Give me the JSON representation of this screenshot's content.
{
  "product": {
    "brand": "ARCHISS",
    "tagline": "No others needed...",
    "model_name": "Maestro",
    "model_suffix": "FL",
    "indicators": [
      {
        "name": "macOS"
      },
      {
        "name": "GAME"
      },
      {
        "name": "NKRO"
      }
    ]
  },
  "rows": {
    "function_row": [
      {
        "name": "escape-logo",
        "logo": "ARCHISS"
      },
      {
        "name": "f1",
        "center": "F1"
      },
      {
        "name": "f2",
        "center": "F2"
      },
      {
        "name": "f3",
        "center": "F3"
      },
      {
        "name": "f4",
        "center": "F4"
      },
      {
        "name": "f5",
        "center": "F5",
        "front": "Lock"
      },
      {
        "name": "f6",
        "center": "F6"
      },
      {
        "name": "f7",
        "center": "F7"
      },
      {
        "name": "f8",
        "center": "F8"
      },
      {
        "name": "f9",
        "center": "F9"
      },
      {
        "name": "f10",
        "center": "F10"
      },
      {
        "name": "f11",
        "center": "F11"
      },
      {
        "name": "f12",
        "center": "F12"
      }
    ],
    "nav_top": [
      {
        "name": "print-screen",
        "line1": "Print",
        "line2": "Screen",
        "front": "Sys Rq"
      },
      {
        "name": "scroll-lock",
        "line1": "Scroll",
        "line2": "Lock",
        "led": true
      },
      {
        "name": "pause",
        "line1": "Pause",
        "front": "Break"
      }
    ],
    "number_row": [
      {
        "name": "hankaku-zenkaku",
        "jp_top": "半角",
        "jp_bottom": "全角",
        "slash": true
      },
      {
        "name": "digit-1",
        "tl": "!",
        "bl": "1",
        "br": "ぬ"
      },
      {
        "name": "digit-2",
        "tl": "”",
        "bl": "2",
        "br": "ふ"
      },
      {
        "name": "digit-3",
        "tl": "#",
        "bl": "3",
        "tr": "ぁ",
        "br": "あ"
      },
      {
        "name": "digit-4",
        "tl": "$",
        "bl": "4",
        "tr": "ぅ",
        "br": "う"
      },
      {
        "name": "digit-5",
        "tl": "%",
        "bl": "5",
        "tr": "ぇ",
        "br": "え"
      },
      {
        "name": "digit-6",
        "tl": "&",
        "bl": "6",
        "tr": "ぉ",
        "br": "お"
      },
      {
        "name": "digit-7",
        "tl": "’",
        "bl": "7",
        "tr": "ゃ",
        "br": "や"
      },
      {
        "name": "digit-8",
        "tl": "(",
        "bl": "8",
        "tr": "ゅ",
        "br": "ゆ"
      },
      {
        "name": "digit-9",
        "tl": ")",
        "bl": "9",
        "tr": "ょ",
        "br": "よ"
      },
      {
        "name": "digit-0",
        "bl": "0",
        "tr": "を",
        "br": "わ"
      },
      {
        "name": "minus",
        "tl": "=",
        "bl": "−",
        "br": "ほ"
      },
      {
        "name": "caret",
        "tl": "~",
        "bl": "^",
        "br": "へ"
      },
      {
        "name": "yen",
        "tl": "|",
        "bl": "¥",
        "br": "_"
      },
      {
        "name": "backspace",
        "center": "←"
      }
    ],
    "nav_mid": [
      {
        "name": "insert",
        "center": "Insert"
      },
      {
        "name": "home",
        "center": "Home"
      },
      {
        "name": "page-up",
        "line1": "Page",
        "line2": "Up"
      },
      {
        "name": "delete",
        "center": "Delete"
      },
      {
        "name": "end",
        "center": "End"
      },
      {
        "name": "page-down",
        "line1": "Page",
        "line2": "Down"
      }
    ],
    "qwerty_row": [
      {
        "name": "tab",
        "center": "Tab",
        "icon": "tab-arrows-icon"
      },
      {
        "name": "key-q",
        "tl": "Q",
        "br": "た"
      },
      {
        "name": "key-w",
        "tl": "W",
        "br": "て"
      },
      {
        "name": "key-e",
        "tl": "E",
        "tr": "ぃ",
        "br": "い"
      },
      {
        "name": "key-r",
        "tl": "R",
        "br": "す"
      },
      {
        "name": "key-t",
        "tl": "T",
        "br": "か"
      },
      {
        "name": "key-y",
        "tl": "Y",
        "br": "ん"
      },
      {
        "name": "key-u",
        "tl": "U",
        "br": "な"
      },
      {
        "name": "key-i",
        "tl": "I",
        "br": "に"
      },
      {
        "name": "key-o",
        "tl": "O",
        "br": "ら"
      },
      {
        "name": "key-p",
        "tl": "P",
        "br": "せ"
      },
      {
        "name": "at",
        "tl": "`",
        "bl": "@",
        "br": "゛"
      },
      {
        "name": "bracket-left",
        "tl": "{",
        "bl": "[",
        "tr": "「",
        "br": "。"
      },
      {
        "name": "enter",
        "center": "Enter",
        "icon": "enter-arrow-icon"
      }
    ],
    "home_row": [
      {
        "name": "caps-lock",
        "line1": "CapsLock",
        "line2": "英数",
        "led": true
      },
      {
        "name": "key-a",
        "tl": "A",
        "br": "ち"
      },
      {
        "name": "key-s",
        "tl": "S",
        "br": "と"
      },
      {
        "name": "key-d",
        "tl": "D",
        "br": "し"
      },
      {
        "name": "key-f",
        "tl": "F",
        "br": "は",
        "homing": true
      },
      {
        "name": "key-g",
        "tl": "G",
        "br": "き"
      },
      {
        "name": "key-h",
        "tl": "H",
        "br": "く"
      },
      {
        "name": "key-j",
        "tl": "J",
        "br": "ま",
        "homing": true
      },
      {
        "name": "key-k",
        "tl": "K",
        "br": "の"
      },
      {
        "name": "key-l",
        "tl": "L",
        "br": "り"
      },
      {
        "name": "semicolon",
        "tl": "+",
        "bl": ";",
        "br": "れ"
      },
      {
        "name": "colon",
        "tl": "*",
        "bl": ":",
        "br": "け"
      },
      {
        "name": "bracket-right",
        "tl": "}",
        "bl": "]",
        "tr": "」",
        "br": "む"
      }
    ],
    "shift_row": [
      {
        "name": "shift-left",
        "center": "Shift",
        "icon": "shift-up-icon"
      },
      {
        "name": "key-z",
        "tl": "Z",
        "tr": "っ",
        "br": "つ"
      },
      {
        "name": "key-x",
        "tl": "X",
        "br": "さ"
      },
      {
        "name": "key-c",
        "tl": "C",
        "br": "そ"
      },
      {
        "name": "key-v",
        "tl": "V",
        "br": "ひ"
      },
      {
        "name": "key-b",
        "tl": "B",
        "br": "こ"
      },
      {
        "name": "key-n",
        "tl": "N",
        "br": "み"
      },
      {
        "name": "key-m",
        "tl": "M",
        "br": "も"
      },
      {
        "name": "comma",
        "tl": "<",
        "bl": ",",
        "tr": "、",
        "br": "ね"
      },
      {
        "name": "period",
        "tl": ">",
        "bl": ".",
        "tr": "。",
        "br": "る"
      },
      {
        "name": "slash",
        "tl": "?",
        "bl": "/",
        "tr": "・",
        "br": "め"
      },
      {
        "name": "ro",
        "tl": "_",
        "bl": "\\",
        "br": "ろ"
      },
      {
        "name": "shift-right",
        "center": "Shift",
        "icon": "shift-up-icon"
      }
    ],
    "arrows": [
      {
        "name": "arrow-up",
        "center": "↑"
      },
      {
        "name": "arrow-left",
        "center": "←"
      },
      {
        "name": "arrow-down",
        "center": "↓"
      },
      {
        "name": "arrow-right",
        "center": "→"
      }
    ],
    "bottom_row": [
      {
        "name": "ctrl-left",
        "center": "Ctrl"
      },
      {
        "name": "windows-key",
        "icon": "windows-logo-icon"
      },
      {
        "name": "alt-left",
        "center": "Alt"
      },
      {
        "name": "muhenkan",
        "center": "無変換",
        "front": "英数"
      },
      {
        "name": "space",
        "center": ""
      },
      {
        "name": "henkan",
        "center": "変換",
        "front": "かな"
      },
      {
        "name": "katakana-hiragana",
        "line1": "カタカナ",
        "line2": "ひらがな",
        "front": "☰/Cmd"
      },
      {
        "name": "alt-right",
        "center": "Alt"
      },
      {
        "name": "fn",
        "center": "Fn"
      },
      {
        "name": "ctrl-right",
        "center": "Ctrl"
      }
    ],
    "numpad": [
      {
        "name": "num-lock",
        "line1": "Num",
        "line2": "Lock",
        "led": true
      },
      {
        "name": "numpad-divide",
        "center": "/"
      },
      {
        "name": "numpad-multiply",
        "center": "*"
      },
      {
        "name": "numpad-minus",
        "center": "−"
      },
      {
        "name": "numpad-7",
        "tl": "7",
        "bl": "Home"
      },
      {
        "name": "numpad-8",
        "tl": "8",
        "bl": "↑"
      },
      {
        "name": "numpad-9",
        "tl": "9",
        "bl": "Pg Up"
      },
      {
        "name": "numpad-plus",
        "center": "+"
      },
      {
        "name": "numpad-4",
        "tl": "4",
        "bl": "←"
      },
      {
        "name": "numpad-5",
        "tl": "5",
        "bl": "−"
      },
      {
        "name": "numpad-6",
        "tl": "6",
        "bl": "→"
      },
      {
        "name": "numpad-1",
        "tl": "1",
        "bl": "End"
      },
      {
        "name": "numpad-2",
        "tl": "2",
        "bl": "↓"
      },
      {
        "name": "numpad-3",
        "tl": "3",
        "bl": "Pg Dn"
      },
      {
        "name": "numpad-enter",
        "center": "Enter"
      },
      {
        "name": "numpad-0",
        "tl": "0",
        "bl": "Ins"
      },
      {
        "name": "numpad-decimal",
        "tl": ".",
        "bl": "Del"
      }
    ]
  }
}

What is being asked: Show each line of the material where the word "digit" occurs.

Exercise answer:
        "name": "digit-1",
        "name": "digit-2",
        "name": "digit-3",
        "name": "digit-4",
        "name": "digit-5",
        "name": "digit-6",
        "name": "digit-7",
        "name": "digit-8",
        "name": "digit-9",
        "name": "digit-0",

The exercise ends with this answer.